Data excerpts
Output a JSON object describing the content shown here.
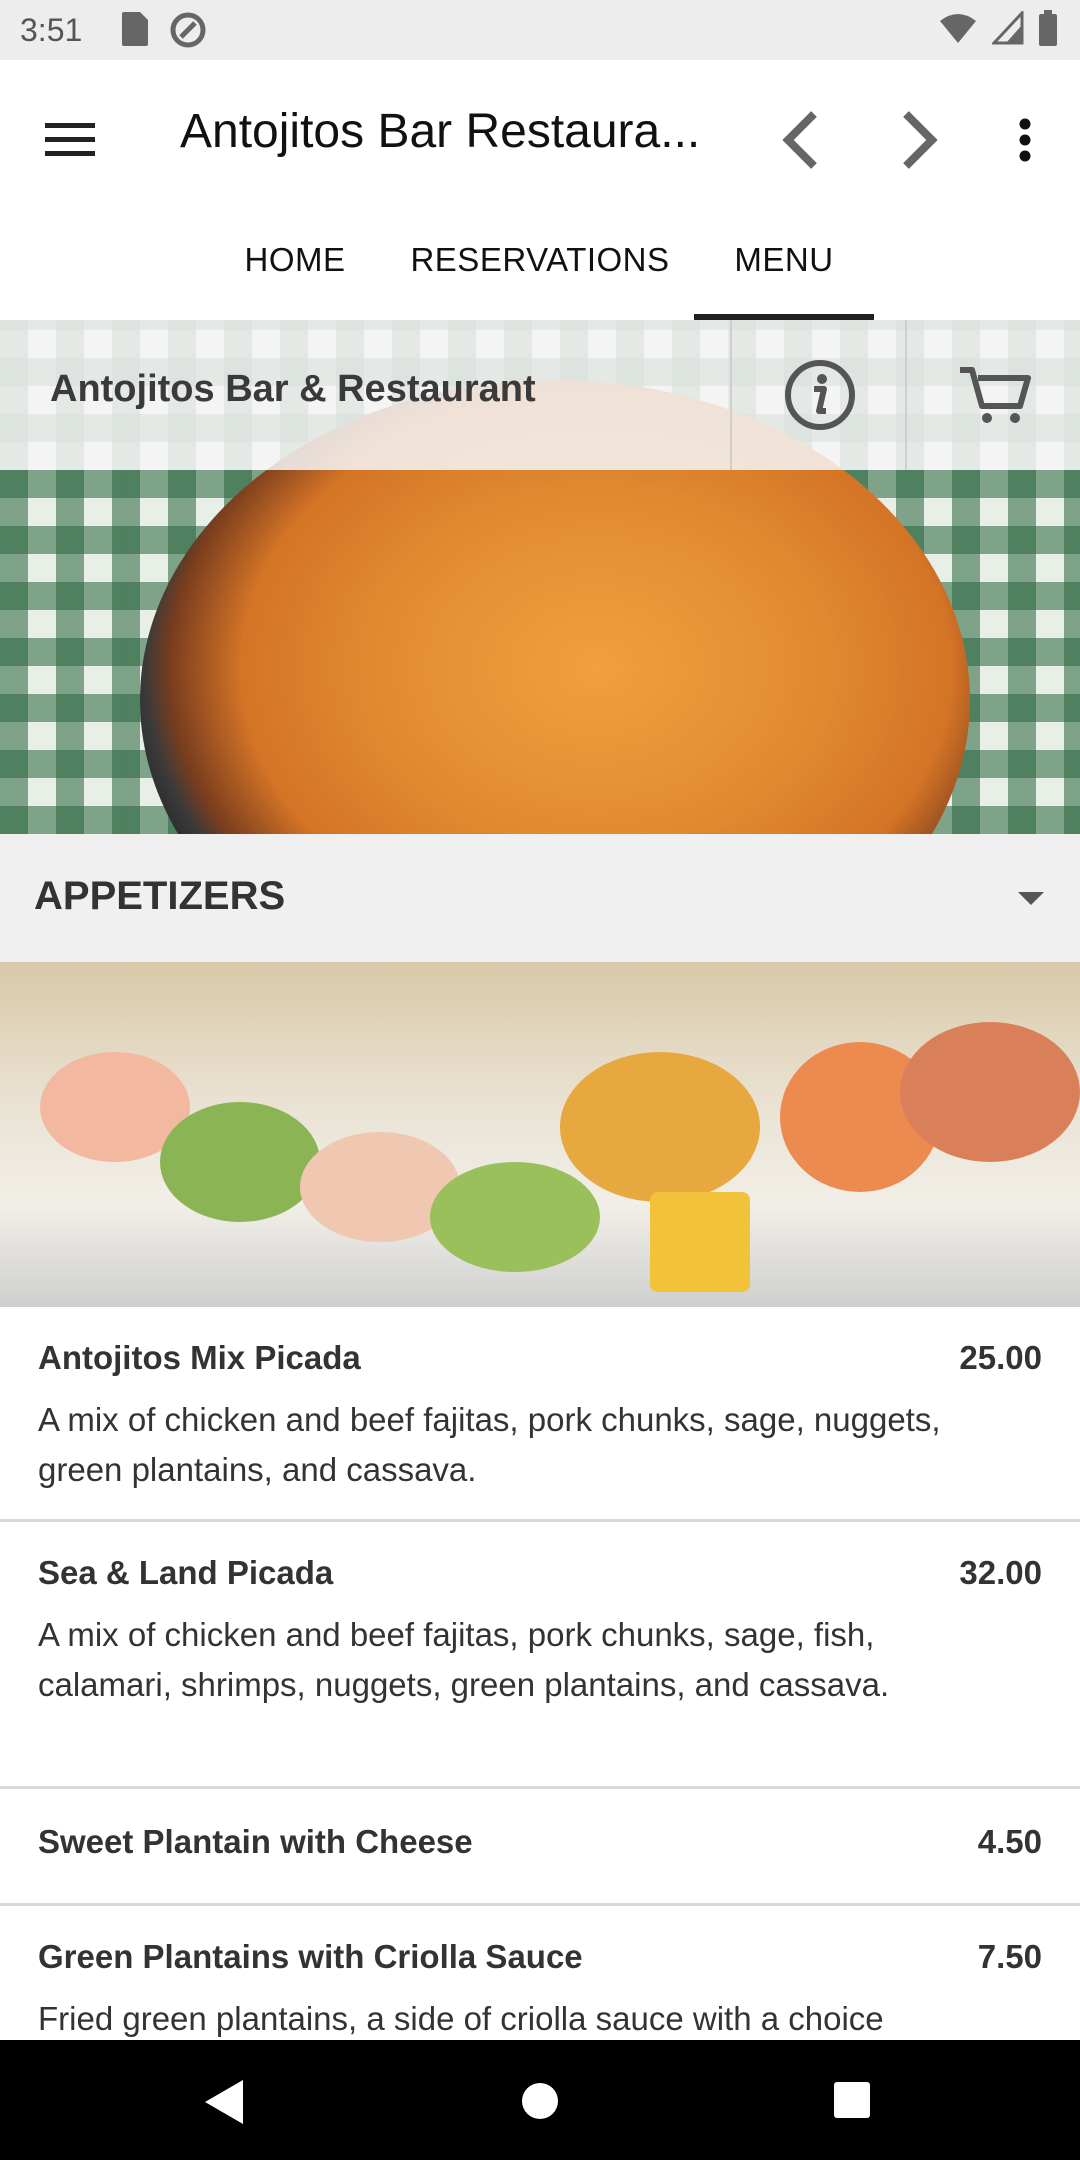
{
  "status_bar": {
    "time": "3:51"
  },
  "app_bar": {
    "title": "Antojitos Bar Restaura..."
  },
  "tabs": [
    {
      "label": "HOME"
    },
    {
      "label": "RESERVATIONS"
    },
    {
      "label": "MENU",
      "selected": true
    }
  ],
  "hero": {
    "restaurant_name": "Antojitos Bar & Restaurant"
  },
  "section": {
    "title": "APPETIZERS"
  },
  "menu_items": [
    {
      "name": "Antojitos Mix Picada",
      "price": "25.00",
      "description": "A mix of chicken and beef fajitas, pork chunks, sage, nuggets, green plantains, and cassava."
    },
    {
      "name": "Sea & Land Picada",
      "price": "32.00",
      "description": "A mix of chicken and beef fajitas, pork chunks, sage, fish, calamari, shrimps, nuggets, green plantains, and cassava."
    },
    {
      "name": "Sweet Plantain with Cheese",
      "price": "4.50",
      "description": ""
    },
    {
      "name": "Green Plantains with Criolla Sauce",
      "price": "7.50",
      "description": "Fried green plantains, a side of criolla sauce with a choice"
    }
  ],
  "colors": {
    "accent": "#202020",
    "section_bg": "#f0f0f0",
    "divider": "#d9d9d9"
  }
}
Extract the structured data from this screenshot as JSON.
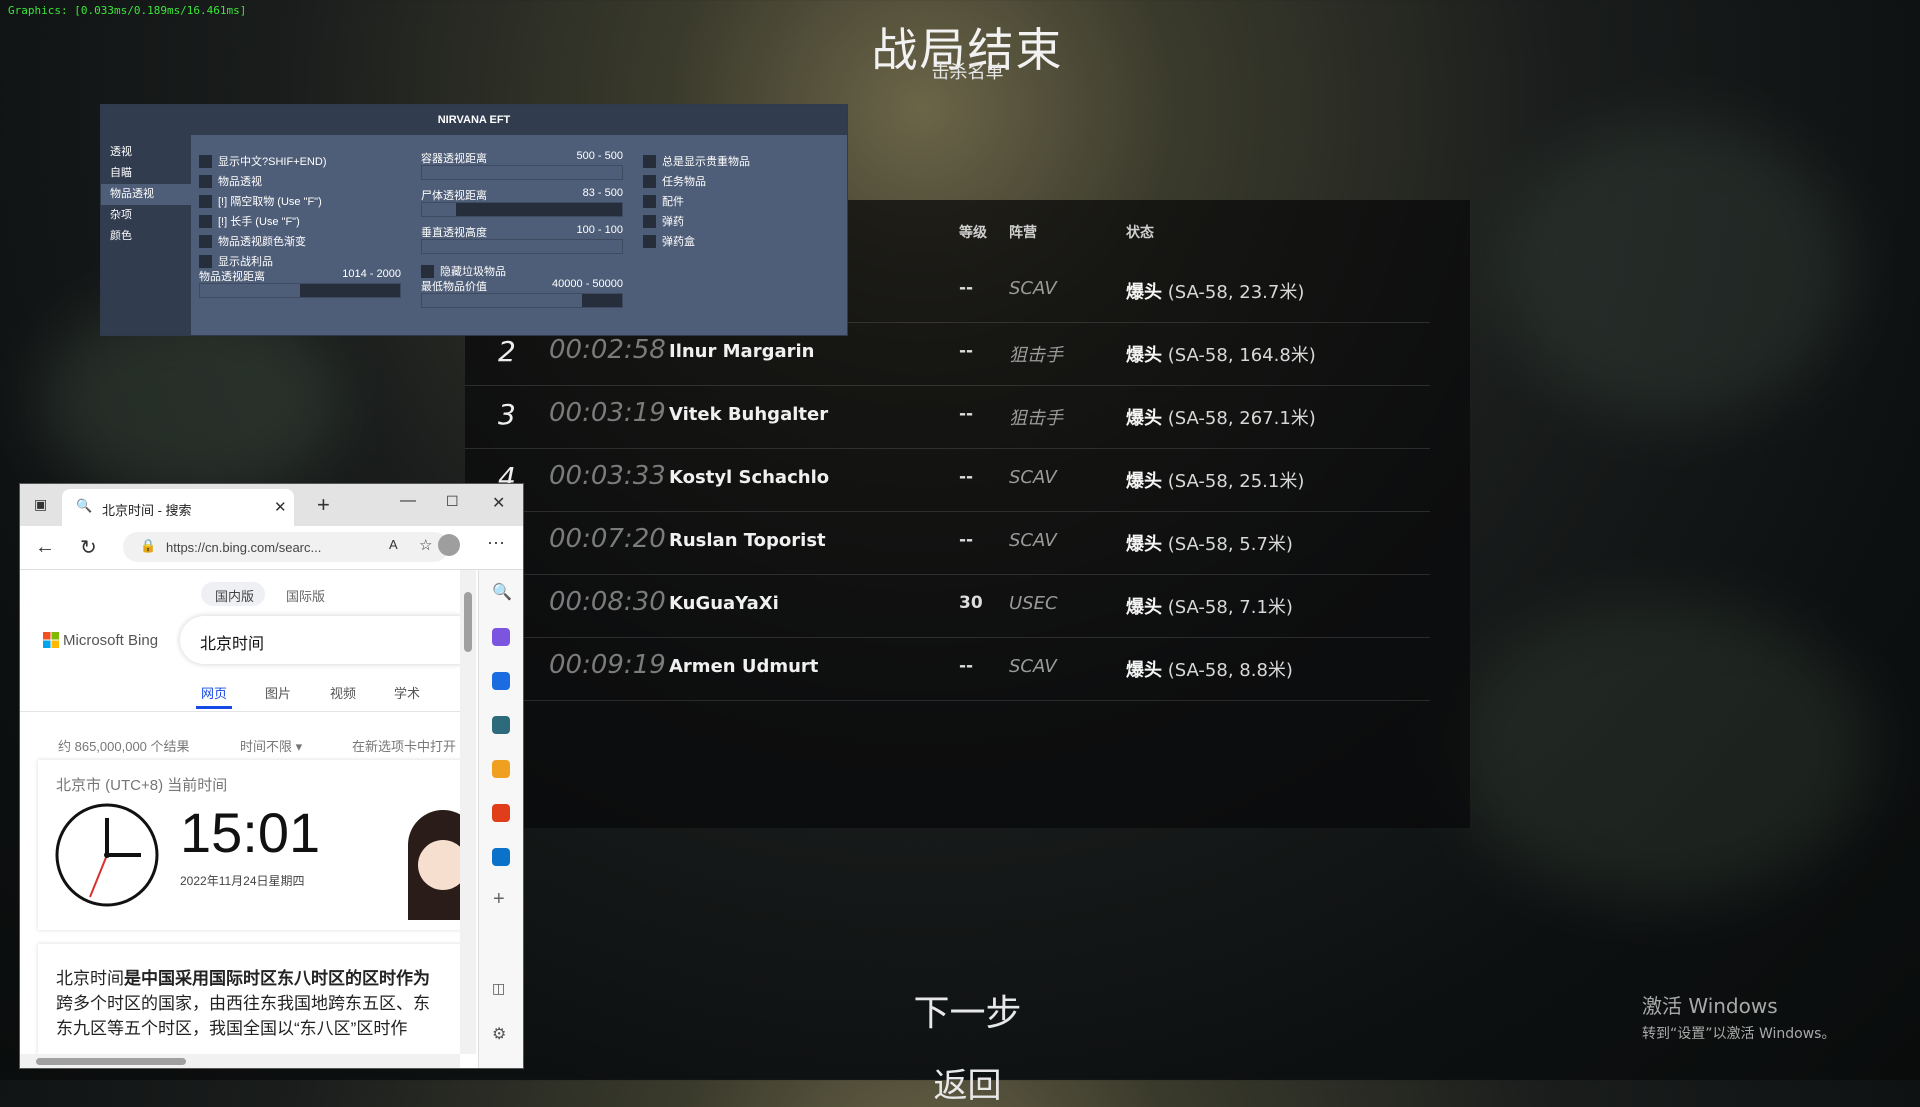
{
  "perf": "Graphics: [0.033ms/0.189ms/16.461ms]",
  "title": "战局结束",
  "subtitle": "击杀名单",
  "table": {
    "headers": {
      "level": "等级",
      "faction": "阵营",
      "status": "状态"
    },
    "rows": [
      {
        "num": "",
        "time": "",
        "name": "",
        "level": "--",
        "faction": "SCAV",
        "status_bold": "爆头",
        "status_rest": " (SA-58, 23.7米)"
      },
      {
        "num": "2",
        "time": "00:02:58",
        "name": "Ilnur Margarin",
        "level": "--",
        "faction": "狙击手",
        "status_bold": "爆头",
        "status_rest": " (SA-58, 164.8米)"
      },
      {
        "num": "3",
        "time": "00:03:19",
        "name": "Vitek Buhgalter",
        "level": "--",
        "faction": "狙击手",
        "status_bold": "爆头",
        "status_rest": " (SA-58, 267.1米)"
      },
      {
        "num": "4",
        "time": "00:03:33",
        "name": "Kostyl Schachlo",
        "level": "--",
        "faction": "SCAV",
        "status_bold": "爆头",
        "status_rest": " (SA-58, 25.1米)"
      },
      {
        "num": "",
        "time": "00:07:20",
        "name": "Ruslan Toporist",
        "level": "--",
        "faction": "SCAV",
        "status_bold": "爆头",
        "status_rest": " (SA-58, 5.7米)"
      },
      {
        "num": "",
        "time": "00:08:30",
        "name": "KuGuaYaXi",
        "level": "30",
        "faction": "USEC",
        "status_bold": "爆头",
        "status_rest": " (SA-58, 7.1米)"
      },
      {
        "num": "",
        "time": "00:09:19",
        "name": "Armen Udmurt",
        "level": "--",
        "faction": "SCAV",
        "status_bold": "爆头",
        "status_rest": " (SA-58, 8.8米)"
      }
    ]
  },
  "next_label": "下一步",
  "back_label": "返回",
  "activate": {
    "line1": "激活 Windows",
    "line2": "转到“设置”以激活 Windows。"
  },
  "menu": {
    "title": "NIRVANA EFT",
    "sidebar": [
      "透视",
      "自瞄",
      "物品透视",
      "杂项",
      "颜色"
    ],
    "col1_checks": [
      "显示中文?SHIF+END)",
      "物品透视",
      "[!] 隔空取物 (Use \"F\")",
      "[!] 长手 (Use \"F\")",
      "物品透视颜色渐变",
      "显示战利品"
    ],
    "col1_slider": {
      "label": "物品透视距离",
      "value": "1014 - 2000",
      "fill": 0.5
    },
    "col2_sliders": [
      {
        "label": "容器透视距离",
        "value": "500 - 500",
        "fill": 1.0
      },
      {
        "label": "尸体透视距离",
        "value": "83 - 500",
        "fill": 0.17
      },
      {
        "label": "垂直透视高度",
        "value": "100 - 100",
        "fill": 1.0
      }
    ],
    "col2_check": "隐藏垃圾物品",
    "col2_slider": {
      "label": "最低物品价值",
      "value": "40000 - 50000",
      "fill": 0.8
    },
    "col3_checks": [
      "总是显示贵重物品",
      "任务物品",
      "配件",
      "弹药",
      "弹药盒"
    ]
  },
  "browser": {
    "tab_title": "北京时间 - 搜索",
    "url": "https://cn.bing.com/searc...",
    "region_tabs": [
      "国内版",
      "国际版"
    ],
    "brand": "Microsoft Bing",
    "query": "北京时间",
    "nav_tabs": [
      "网页",
      "图片",
      "视频",
      "学术"
    ],
    "result_count": "约 865,000,000 个结果",
    "time_filter": "时间不限",
    "open_new_tab": "在新选项卡中打开",
    "clock_heading": "北京市 (UTC+8) 当前时间",
    "clock_time": "15:01",
    "clock_date": "2022年11月24日星期四",
    "snippet_1a": "北京时间",
    "snippet_1b": "是中国采用国际时区东八时区的区时作为",
    "snippet_2": "跨多个时区的国家，由西往东我国地跨东五区、东",
    "snippet_3": "东九区等五个时区，我国全国以“东八区”区时作"
  }
}
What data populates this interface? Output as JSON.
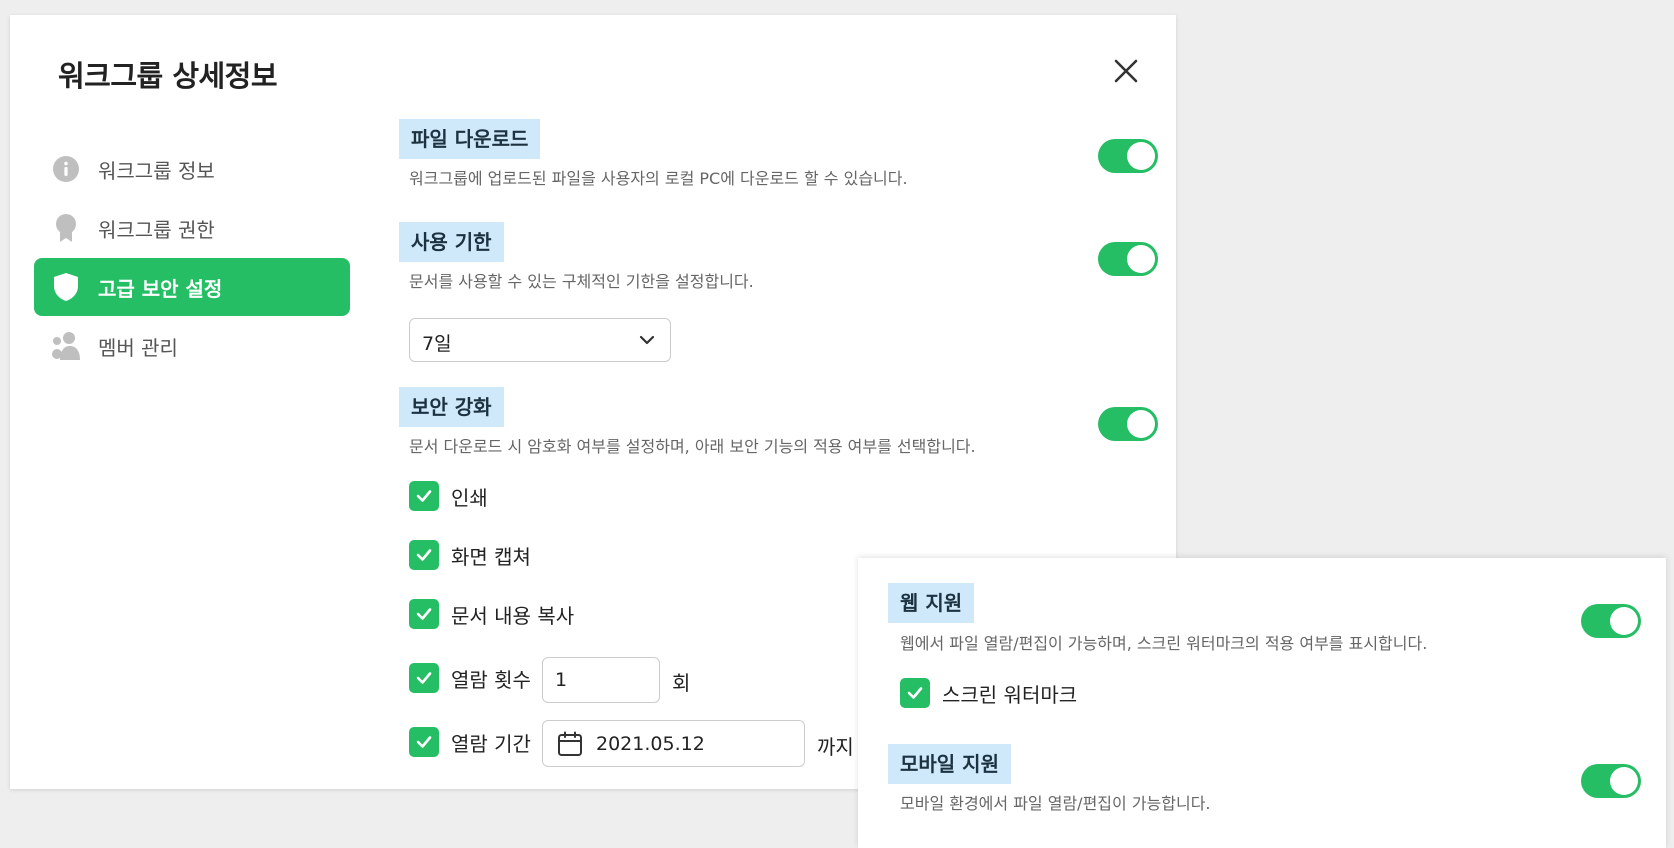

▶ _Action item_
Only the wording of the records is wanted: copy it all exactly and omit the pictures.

▶ _Solution_
Output a JSON object describing the content shown here.
{
  "status_bar": {
    "time": "3:51"
  },
  "app_bar": {
    "title": "Antojitos Bar Restaura..."
  },
  "tabs": [
    {
      "label": "HOME"
    },
    {
      "label": "RESERVATIONS"
    },
    {
      "label": "MENU",
      "selected": true
    }
  ],
  "hero": {
    "restaurant_name": "Antojitos Bar & Restaurant"
  },
  "section": {
    "title": "APPETIZERS"
  },
  "menu_items": [
    {
      "name": "Antojitos Mix Picada",
      "price": "25.00",
      "description": "A mix of chicken and beef fajitas, pork chunks, sage, nuggets, green plantains, and cassava."
    },
    {
      "name": "Sea & Land Picada",
      "price": "32.00",
      "description": "A mix of chicken and beef fajitas, pork chunks, sage, fish, calamari, shrimps, nuggets, green plantains, and cassava."
    },
    {
      "name": "Sweet Plantain with Cheese",
      "price": "4.50",
      "description": ""
    },
    {
      "name": "Green Plantains with Criolla Sauce",
      "price": "7.50",
      "description": "Fried green plantains, a side of criolla sauce with a choice"
    }
  ],
  "colors": {
    "accent": "#202020",
    "section_bg": "#f0f0f0",
    "divider": "#d9d9d9"
  }
}
Extract the structured data from this screenshot as JSON.
{
  "perf": "Graphics: [0.033ms/0.189ms/16.461ms]",
  "title": "战局结束",
  "subtitle": "击杀名单",
  "table": {
    "headers": {
      "level": "等级",
      "faction": "阵营",
      "status": "状态"
    },
    "rows": [
      {
        "num": "",
        "time": "",
        "name": "",
        "level": "--",
        "faction": "SCAV",
        "status_bold": "爆头",
        "status_rest": " (SA-58, 23.7米)"
      },
      {
        "num": "2",
        "time": "00:02:58",
        "name": "Ilnur Margarin",
        "level": "--",
        "faction": "狙击手",
        "status_bold": "爆头",
        "status_rest": " (SA-58, 164.8米)"
      },
      {
        "num": "3",
        "time": "00:03:19",
        "name": "Vitek Buhgalter",
        "level": "--",
        "faction": "狙击手",
        "status_bold": "爆头",
        "status_rest": " (SA-58, 267.1米)"
      },
      {
        "num": "4",
        "time": "00:03:33",
        "name": "Kostyl Schachlo",
        "level": "--",
        "faction": "SCAV",
        "status_bold": "爆头",
        "status_rest": " (SA-58, 25.1米)"
      },
      {
        "num": "",
        "time": "00:07:20",
        "name": "Ruslan Toporist",
        "level": "--",
        "faction": "SCAV",
        "status_bold": "爆头",
        "status_rest": " (SA-58, 5.7米)"
      },
      {
        "num": "",
        "time": "00:08:30",
        "name": "KuGuaYaXi",
        "level": "30",
        "faction": "USEC",
        "status_bold": "爆头",
        "status_rest": " (SA-58, 7.1米)"
      },
      {
        "num": "",
        "time": "00:09:19",
        "name": "Armen Udmurt",
        "level": "--",
        "faction": "SCAV",
        "status_bold": "爆头",
        "status_rest": " (SA-58, 8.8米)"
      }
    ]
  },
  "next_label": "下一步",
  "back_label": "返回",
  "activate": {
    "line1": "激活 Windows",
    "line2": "转到“设置”以激活 Windows。"
  },
  "menu": {
    "title": "NIRVANA EFT",
    "sidebar": [
      "透视",
      "自瞄",
      "物品透视",
      "杂项",
      "颜色"
    ],
    "col1_checks": [
      "显示中文?SHIF+END)",
      "物品透视",
      "[!] 隔空取物 (Use \"F\")",
      "[!] 长手 (Use \"F\")",
      "物品透视颜色渐变",
      "显示战利品"
    ],
    "col1_slider": {
      "label": "物品透视距离",
      "value": "1014 - 2000",
      "fill": 0.5
    },
    "col2_sliders": [
      {
        "label": "容器透视距离",
        "value": "500 - 500",
        "fill": 1.0
      },
      {
        "label": "尸体透视距离",
        "value": "83 - 500",
        "fill": 0.17
      },
      {
        "label": "垂直透视高度",
        "value": "100 - 100",
        "fill": 1.0
      }
    ],
    "col2_check": "隐藏垃圾物品",
    "col2_slider": {
      "label": "最低物品价值",
      "value": "40000 - 50000",
      "fill": 0.8
    },
    "col3_checks": [
      "总是显示贵重物品",
      "任务物品",
      "配件",
      "弹药",
      "弹药盒"
    ]
  },
  "browser": {
    "tab_title": "北京时间 - 搜索",
    "url": "https://cn.bing.com/searc...",
    "region_tabs": [
      "国内版",
      "国际版"
    ],
    "brand": "Microsoft Bing",
    "query": "北京时间",
    "nav_tabs": [
      "网页",
      "图片",
      "视频",
      "学术"
    ],
    "result_count": "约 865,000,000 个结果",
    "time_filter": "时间不限",
    "open_new_tab": "在新选项卡中打开",
    "clock_heading": "北京市 (UTC+8) 当前时间",
    "clock_time": "15:01",
    "clock_date": "2022年11月24日星期四",
    "snippet_1a": "北京时间",
    "snippet_1b": "是中国采用国际时区东八时区的区时作为",
    "snippet_2": "跨多个时区的国家，由西往东我国地跨东五区、东",
    "snippet_3": "东九区等五个时区，我国全国以“东八区”区时作"
  }
}
What data populates this interface? Output as JSON.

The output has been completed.